This story was originally published Jan. 30, 1996.

She's smart, she's experienced, she's a size 4 and she's out of work.

Stylish Republican Councilwoman at-large Joan Specter lost her seat in November to Franny Rizzo – proving only that the Rizzo name has more political potency in Philadelphia than the Specter name.

During her 16-year tenure, Specter operated a successful pie business, offered legislation that was ignored by the Democrats but sometimes later adopted and generally comported herself in a dignified way despite ridicule from oafish members of the majority party.

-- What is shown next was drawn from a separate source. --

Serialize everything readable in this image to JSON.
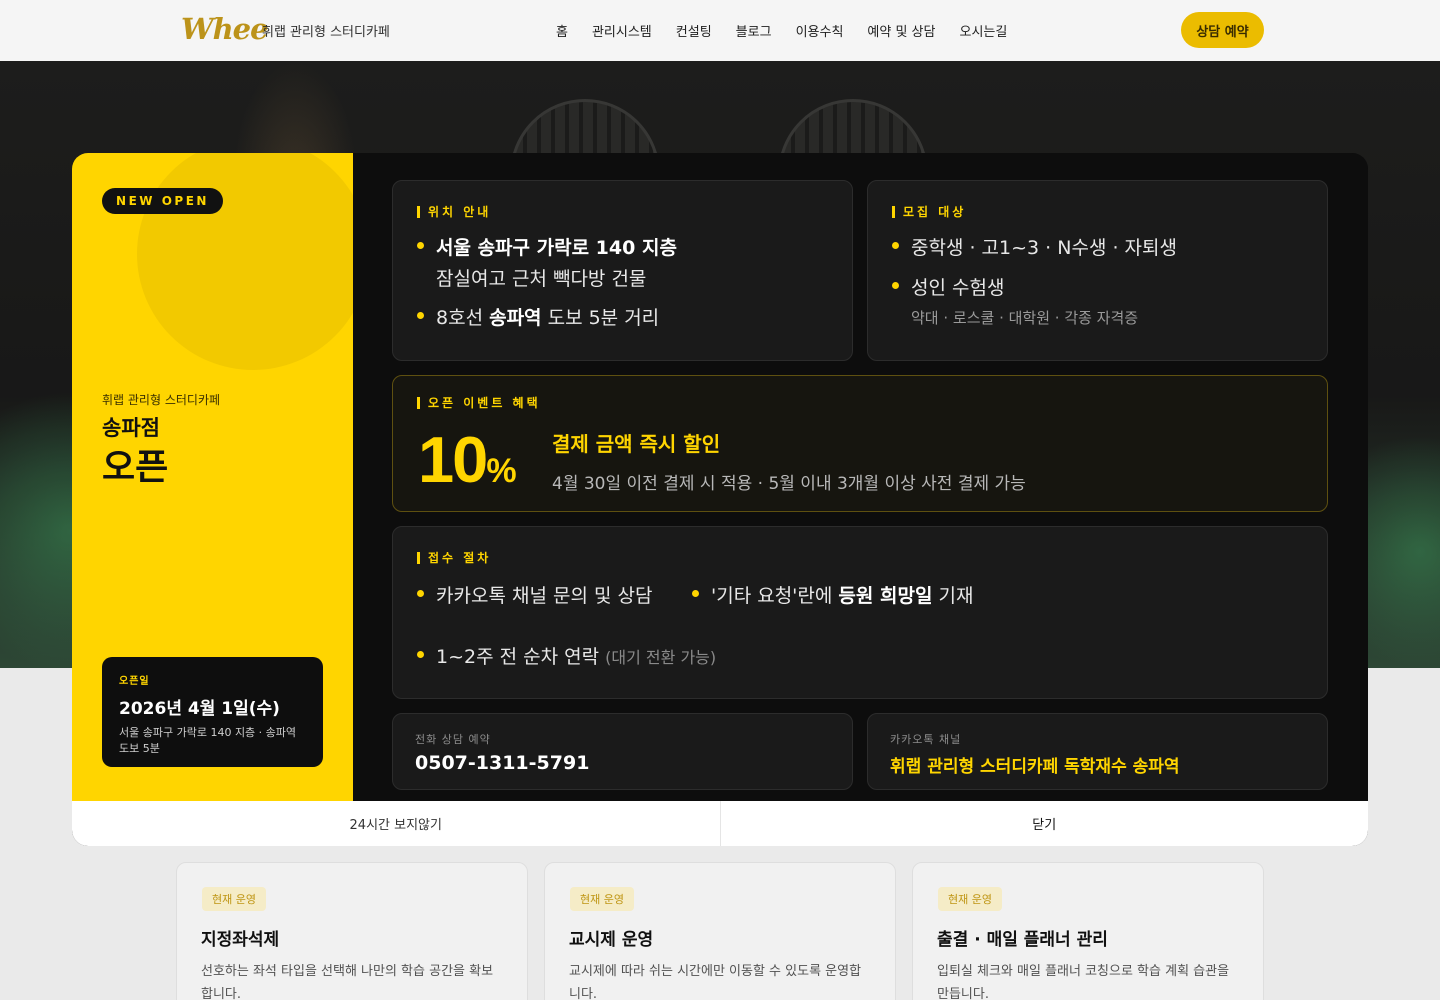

She has lobbied for an education liaison post in the Rendell administration, but the mayor's people have dithered, nervous about giving Specter a soapbox or harboring doubts that such a job is necessary.

So the Daily News is stepping in to help. We turned to the top patronage brokers in Pennsylvania. The question was simple: "What can you do for Joan? " Here's what they said:

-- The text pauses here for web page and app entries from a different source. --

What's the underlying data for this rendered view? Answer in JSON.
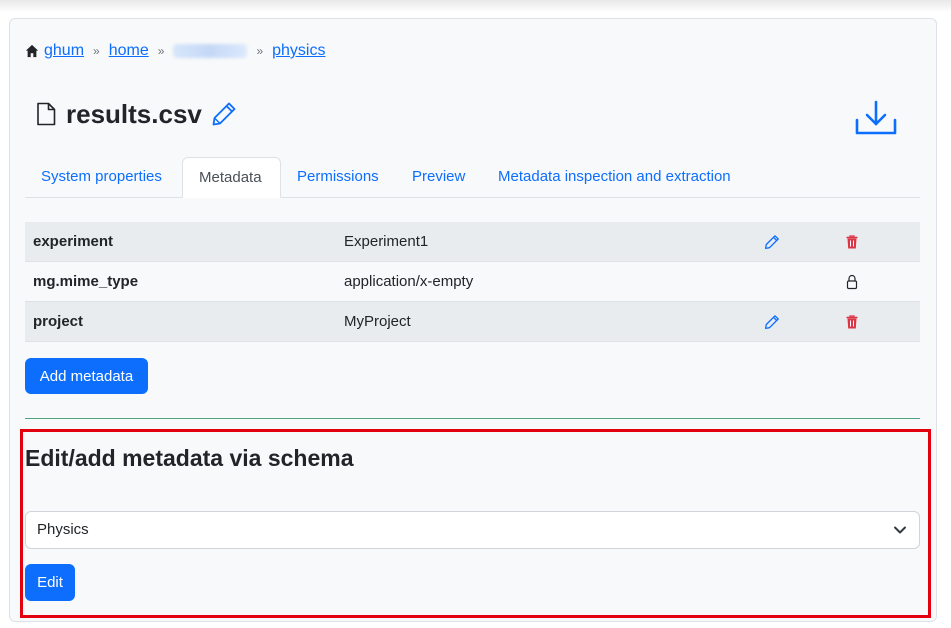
{
  "breadcrumb": {
    "home_icon": "house-icon",
    "items": [
      "ghum",
      "home",
      "physics"
    ],
    "separator": "»"
  },
  "file": {
    "name": "results.csv",
    "icon": "file-icon",
    "rename_icon": "pencil-icon",
    "download_icon": "download-icon"
  },
  "tabs": [
    "System properties",
    "Metadata",
    "Permissions",
    "Preview",
    "Metadata inspection and extraction"
  ],
  "active_tab": "Metadata",
  "metadata": {
    "rows": [
      {
        "key": "experiment",
        "value": "Experiment1",
        "editable": true
      },
      {
        "key": "mg.mime_type",
        "value": "application/x-empty",
        "editable": false
      },
      {
        "key": "project",
        "value": "MyProject",
        "editable": true
      }
    ],
    "add_label": "Add metadata"
  },
  "schema": {
    "title": "Edit/add metadata via schema",
    "selected": "Physics",
    "edit_label": "Edit"
  },
  "colors": {
    "link": "#0d6efd",
    "primary_button": "#0d6efd",
    "delete": "#dc3545",
    "highlight": "#e3000f",
    "divider": "#198754"
  }
}
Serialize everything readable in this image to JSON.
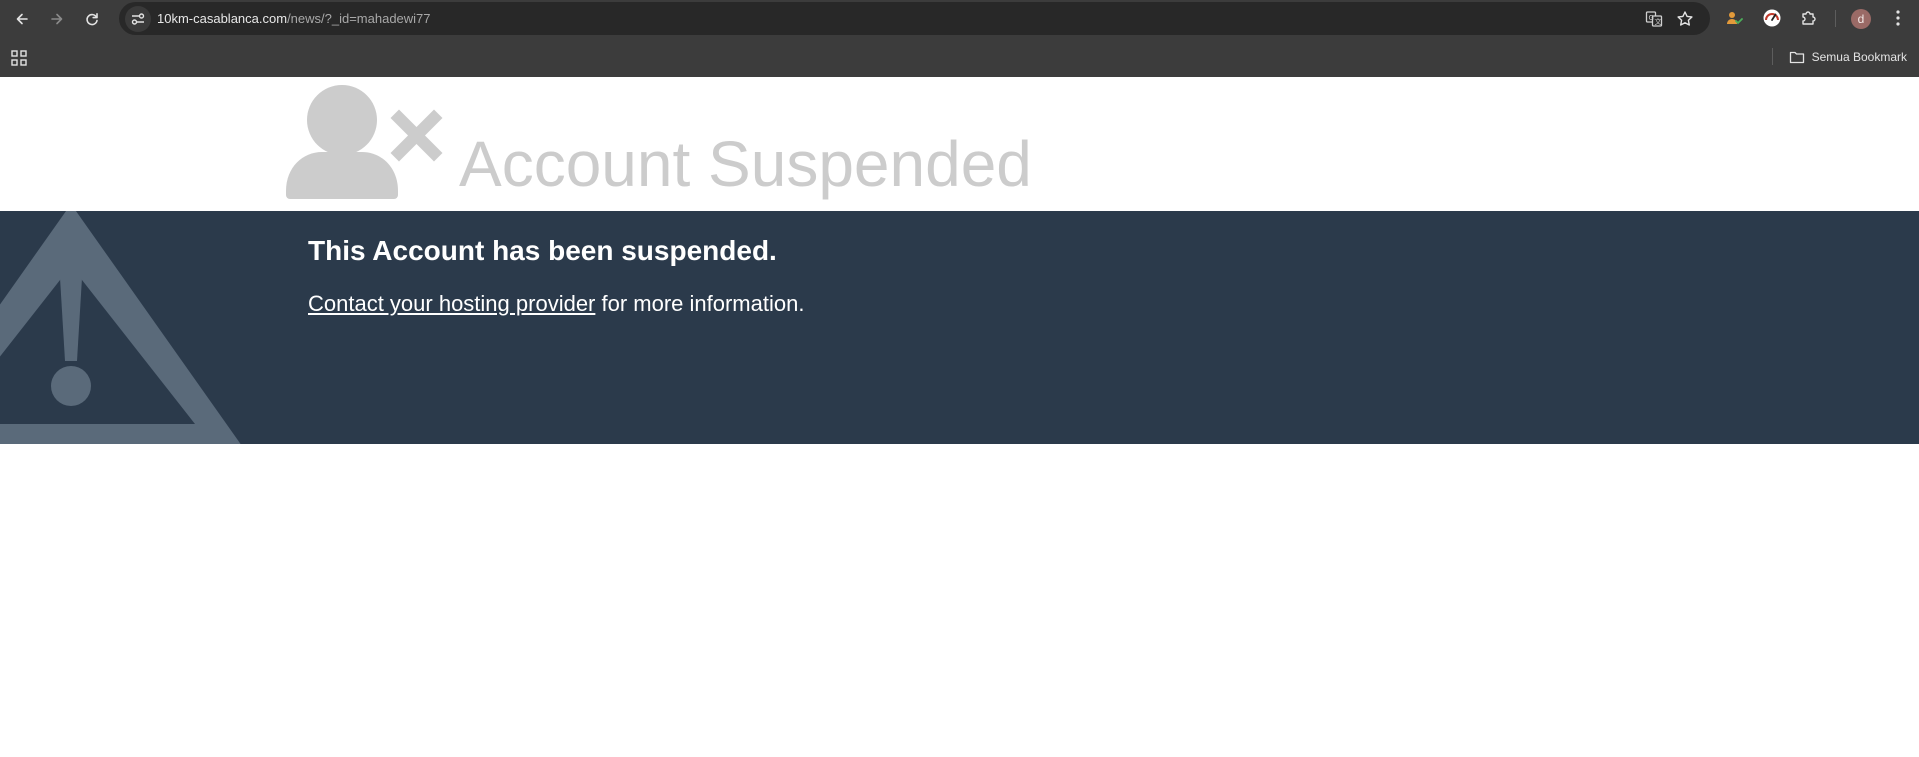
{
  "browser": {
    "url_host": "10km-casablanca.com",
    "url_path": "/news/?_id=mahadewi77",
    "profile_initial": "d",
    "bookmarks_folder_label": "Semua Bookmark"
  },
  "icons": {
    "back": "back-arrow-icon",
    "forward": "forward-arrow-icon",
    "reload": "reload-icon",
    "site_info": "site-info-icon",
    "translate": "translate-icon",
    "bookmark_star": "star-icon",
    "extension_1": "person-check-icon",
    "extension_2": "gauge-icon",
    "extensions": "puzzle-icon",
    "menu": "kebab-menu-icon",
    "apps": "apps-grid-icon",
    "folder": "folder-icon",
    "suspended_user": "user-x-icon",
    "warning": "warning-triangle-icon"
  },
  "page": {
    "title": "Account Suspended",
    "heading": "This Account has been suspended.",
    "link_text": "Contact your hosting provider",
    "trailing_text": " for more information."
  },
  "colors": {
    "banner_bg": "#2b3a4b",
    "title_gray": "#cccccc",
    "warning_gray": "#5a6a7a"
  }
}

VITO CANUSO JR., chairman of the Republican City Committee. This seemed like a logical place to start, though Michael Meehan, Billy Meehan's heir, is the real string-puller. Michael, however, won't call us back.

But Canuso wasn't much help. Jobs that match Specter's experience usually don't go through the City Committee, he said.

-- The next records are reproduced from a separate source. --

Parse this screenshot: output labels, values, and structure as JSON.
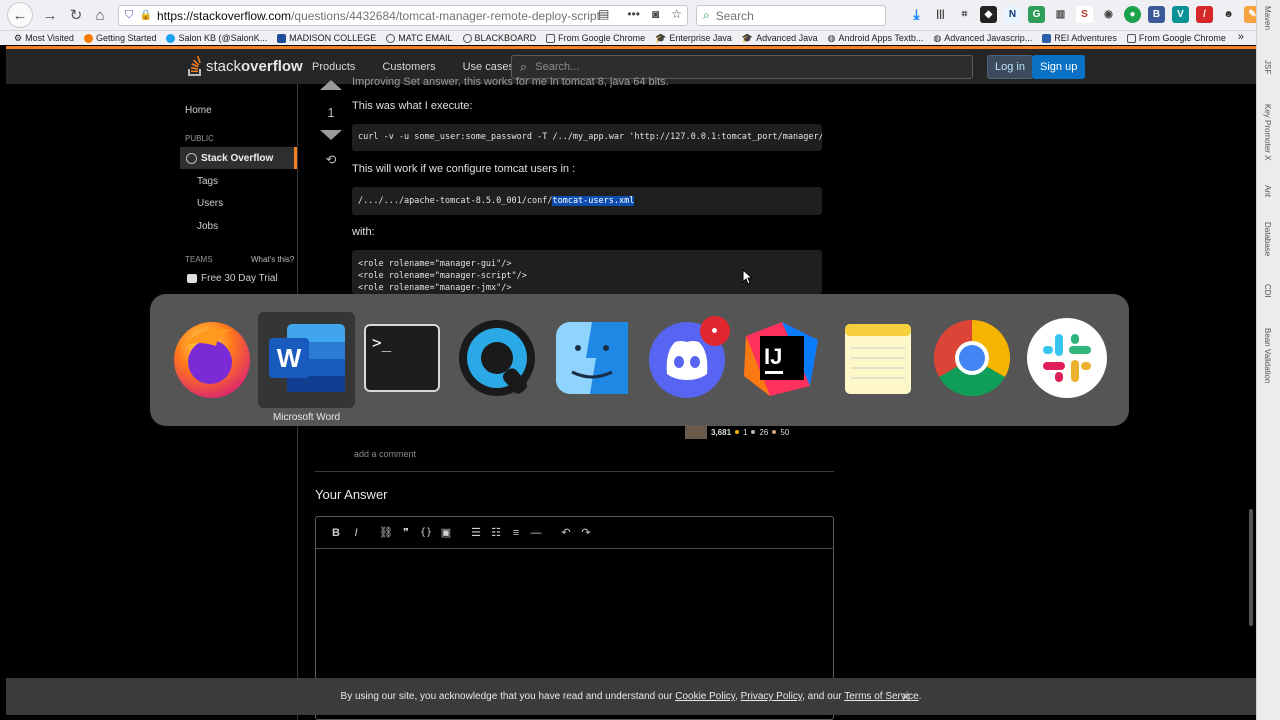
{
  "browser": {
    "url_host": "https://stackoverflow.com",
    "url_path": "/questions/4432684/tomcat-manager-remote-deploy-script",
    "search_placeholder": "Search",
    "bookmarks": [
      "Most Visited",
      "Getting Started",
      "Salon KB (@SalonK...",
      "MADISON COLLEGE",
      "MATC EMAIL",
      "BLACKBOARD",
      "From Google Chrome",
      "Enterprise Java",
      "Advanced Java",
      "Android Apps Textb...",
      "Advanced Javascrip...",
      "REI Adventures",
      "From Google Chrome"
    ]
  },
  "side_panel": {
    "labels": [
      "Maven",
      "JSF",
      "Key Promoter X",
      "Ant",
      "Database",
      "CDI",
      "Bean Validation"
    ]
  },
  "so": {
    "logo_light": "stack",
    "logo_bold": "overflow",
    "nav": [
      "Products",
      "Customers",
      "Use cases"
    ],
    "search_placeholder": "Search...",
    "login": "Log in",
    "signup": "Sign up",
    "left_nav": {
      "home": "Home",
      "public": "PUBLIC",
      "stack_overflow": "Stack Overflow",
      "tags": "Tags",
      "users": "Users",
      "jobs": "Jobs",
      "teams": "TEAMS",
      "whats_this": "What's this?",
      "trial": "Free 30 Day Trial"
    }
  },
  "answer": {
    "top_line": "Improving Set answer, this works for me in tomcat 8, java 64 bits.",
    "vote_count": "1",
    "p1": "This was what I execute:",
    "code1": "curl -v -u some_user:some_password -T /../my_app.war 'http://127.0.0.1:tomcat_port/manager/",
    "p2": "This will work if we configure tomcat users in :",
    "code2_prefix": "/.../.../apache-tomcat-8.5.0_001/conf/",
    "code2_highlight": "tomcat-users.xml",
    "p3": "with:",
    "code3": "<role rolename=\"manager-gui\"/>\n<role rolename=\"manager-script\"/>\n<role rolename=\"manager-jmx\"/>",
    "user_rep": "3,681",
    "badge_gold": "1",
    "badge_silver": "26",
    "badge_bronze": "50",
    "add_comment": "add a comment"
  },
  "your_answer": {
    "heading": "Your Answer",
    "toolbar": [
      "B",
      "I"
    ]
  },
  "cookie": {
    "text_before": "By using our site, you acknowledge that you have read and understand our ",
    "cookie_policy": "Cookie Policy",
    "comma": ", ",
    "privacy_policy": "Privacy Policy",
    "and_our": ", and our ",
    "terms": "Terms of Service",
    "period": ".",
    "close": "✕"
  },
  "switcher": {
    "selected_app": "Microsoft Word",
    "apps": [
      "Firefox",
      "Microsoft Word",
      "Terminal",
      "QuickTime Player",
      "Finder",
      "Discord",
      "IntelliJ IDEA",
      "Notes",
      "Google Chrome",
      "Slack"
    ]
  },
  "colors": {
    "so_orange": "#f48024",
    "so_blue": "#0a72c4",
    "highlight": "#0c4eb0"
  }
}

"Jobs of that level, the governor or the mayor make their own picks," Canuso explained.

Canuso says the jobs he can help with generally are in the janitor or toll collector category. Toll collectors on the Delaware River Port Authority make $37,500 a year. That's a step down from Specter's $65,000 Council salary, but the uniform would save on clothing expenses.

DAVID GIRARD DICARLO, top Philly lawyer, close pal to Republican Gov. Ridge and powerbroker for the state administration, said the corporate board should be Joan's next stop.

Someone who has held public office, is married to public office, once ran a business and is a woman to boot would be quite a catch, he says.

"Someone like Joan who has a demonstrated background with business and government is likely to be very valuable to corporations seeking board members who know how to meet a balance sheet and who know issues," diCarlo said.

He added that serving on multiple boards with fees ranging into the tens of thousands of dollars each (or higher), each meeting four or five times a year and demanding work on committees, could offer plenty to do and plenty of pay.

Specter may be a Republican, but Democratic chairman BOB BRADY says her talents cross party lines. He ticked off her qualifications: "She's a pretty classy lady; she has the career behind her that qualifies her for walking in the room" and "the lady can stand on her own two feet. "

Brady suggests that Specter would make a "good public relations type of person. You would want her to go to meetings. "

A good place for Specter might be with a utility like Philadelphia Gas Works or Peco, Brady said.

"I would hire a senator's wife in a heartbeat," says Brady. "You'd be crazy not to. "

THOMAS LEONARD, state finance chairman for President Clinton, is also willing to help.

"She's enormously talented and was a good councilwoman and would have no trouble landing with a federal agency if that's what she wants to do," he says.

But Leonard was short on specifics. Asked about the local Department of Education office, he noted that post was already filled by ex-Mayor Wilson Goode. "It's a small office, I don't know if there's an opening," he said.

Leonard said he'd try for something "in the ombudsman or liaison role to take advantage of her people skills and knowledge of government."

In case Clinton loses re-election, we thought it wise to check in with CHARLIE KOPP, GOP rainmaker at powerhouse law firm of Wolf, Block, Solis-Cohen. Kopp is state chairman of Bob Dole's presidential campaign.

"I would recommend strongly that Joan be offered something" if Dole is elected president, Kopp said. "My thought would be for her to let us know what areas she would be interested in, then see if we could match up her suggestions with our needs."

OK, Joan, your move.